What you are asked to do: From the entries below, pull out each line where "JSON" appears.

Stored data:
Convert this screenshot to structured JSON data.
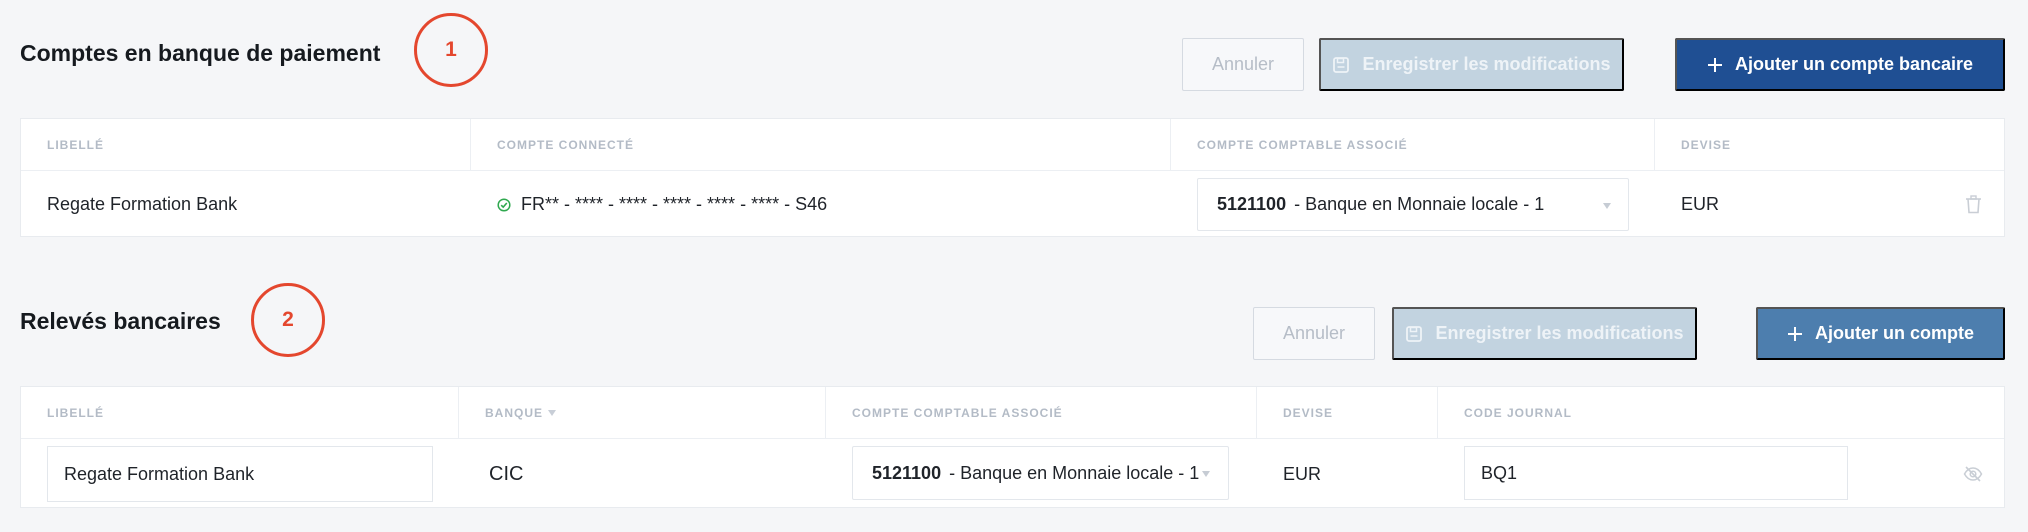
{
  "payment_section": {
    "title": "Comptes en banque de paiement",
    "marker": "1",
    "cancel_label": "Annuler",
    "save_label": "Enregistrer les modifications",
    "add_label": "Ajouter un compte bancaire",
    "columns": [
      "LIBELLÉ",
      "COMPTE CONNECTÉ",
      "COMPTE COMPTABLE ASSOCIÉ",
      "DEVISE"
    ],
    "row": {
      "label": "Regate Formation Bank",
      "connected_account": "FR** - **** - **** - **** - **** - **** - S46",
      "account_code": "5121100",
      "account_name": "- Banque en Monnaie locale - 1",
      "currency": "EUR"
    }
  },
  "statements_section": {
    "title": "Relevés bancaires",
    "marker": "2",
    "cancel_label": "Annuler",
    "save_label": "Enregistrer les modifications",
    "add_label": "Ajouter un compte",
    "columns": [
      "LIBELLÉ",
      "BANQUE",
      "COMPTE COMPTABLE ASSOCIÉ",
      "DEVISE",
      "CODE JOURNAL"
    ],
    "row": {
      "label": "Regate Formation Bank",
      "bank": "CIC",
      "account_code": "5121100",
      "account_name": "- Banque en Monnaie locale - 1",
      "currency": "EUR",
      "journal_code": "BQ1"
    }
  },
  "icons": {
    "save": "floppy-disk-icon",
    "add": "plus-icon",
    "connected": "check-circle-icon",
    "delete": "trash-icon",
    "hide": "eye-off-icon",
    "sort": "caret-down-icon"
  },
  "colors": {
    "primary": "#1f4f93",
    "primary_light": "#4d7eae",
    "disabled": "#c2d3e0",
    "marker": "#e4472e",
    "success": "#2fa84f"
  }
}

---

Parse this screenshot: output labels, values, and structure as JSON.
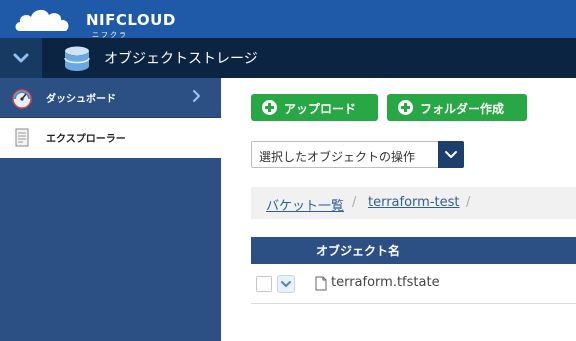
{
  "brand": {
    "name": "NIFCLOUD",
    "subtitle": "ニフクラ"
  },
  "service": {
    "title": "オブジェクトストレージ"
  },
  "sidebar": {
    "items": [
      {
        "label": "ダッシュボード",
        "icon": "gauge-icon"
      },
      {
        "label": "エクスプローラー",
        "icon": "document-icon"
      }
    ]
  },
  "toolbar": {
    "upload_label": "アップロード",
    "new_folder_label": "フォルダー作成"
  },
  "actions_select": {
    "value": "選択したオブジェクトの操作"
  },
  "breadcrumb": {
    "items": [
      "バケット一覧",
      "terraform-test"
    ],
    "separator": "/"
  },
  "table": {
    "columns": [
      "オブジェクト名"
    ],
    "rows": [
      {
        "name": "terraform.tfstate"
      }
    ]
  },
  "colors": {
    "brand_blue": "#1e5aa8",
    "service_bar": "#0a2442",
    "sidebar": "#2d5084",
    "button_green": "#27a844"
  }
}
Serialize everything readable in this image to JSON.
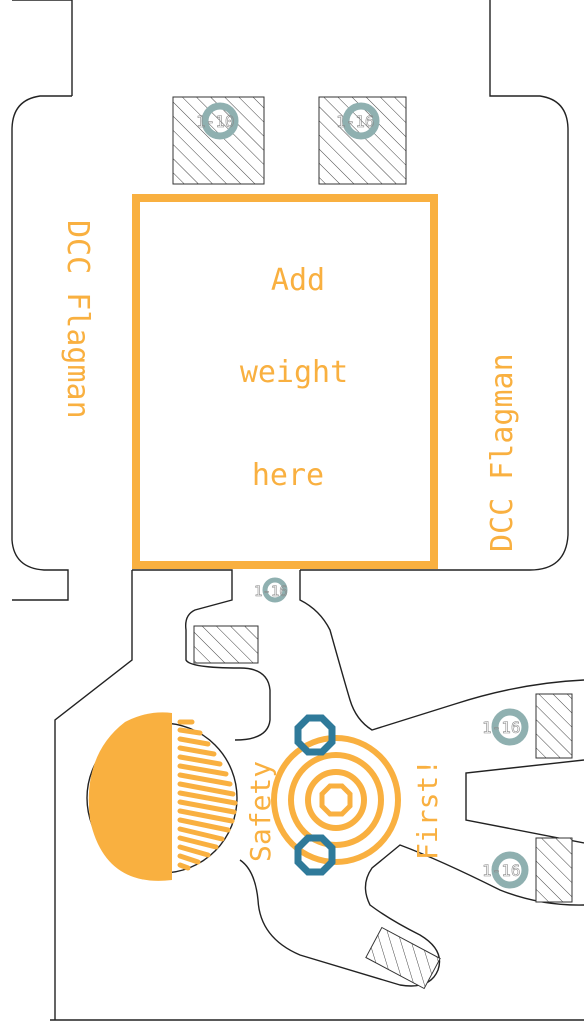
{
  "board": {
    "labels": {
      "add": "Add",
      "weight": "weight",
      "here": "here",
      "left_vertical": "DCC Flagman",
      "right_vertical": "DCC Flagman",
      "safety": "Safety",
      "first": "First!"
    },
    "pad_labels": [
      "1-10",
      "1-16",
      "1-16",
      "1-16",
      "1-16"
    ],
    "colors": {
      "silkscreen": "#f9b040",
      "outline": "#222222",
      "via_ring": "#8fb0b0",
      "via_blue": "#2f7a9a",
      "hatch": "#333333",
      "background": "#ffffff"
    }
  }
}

Response:
Convert this screenshot to structured JSON data.
Parse this screenshot: output labels, values, and structure as JSON.
Serialize everything readable in this image to JSON.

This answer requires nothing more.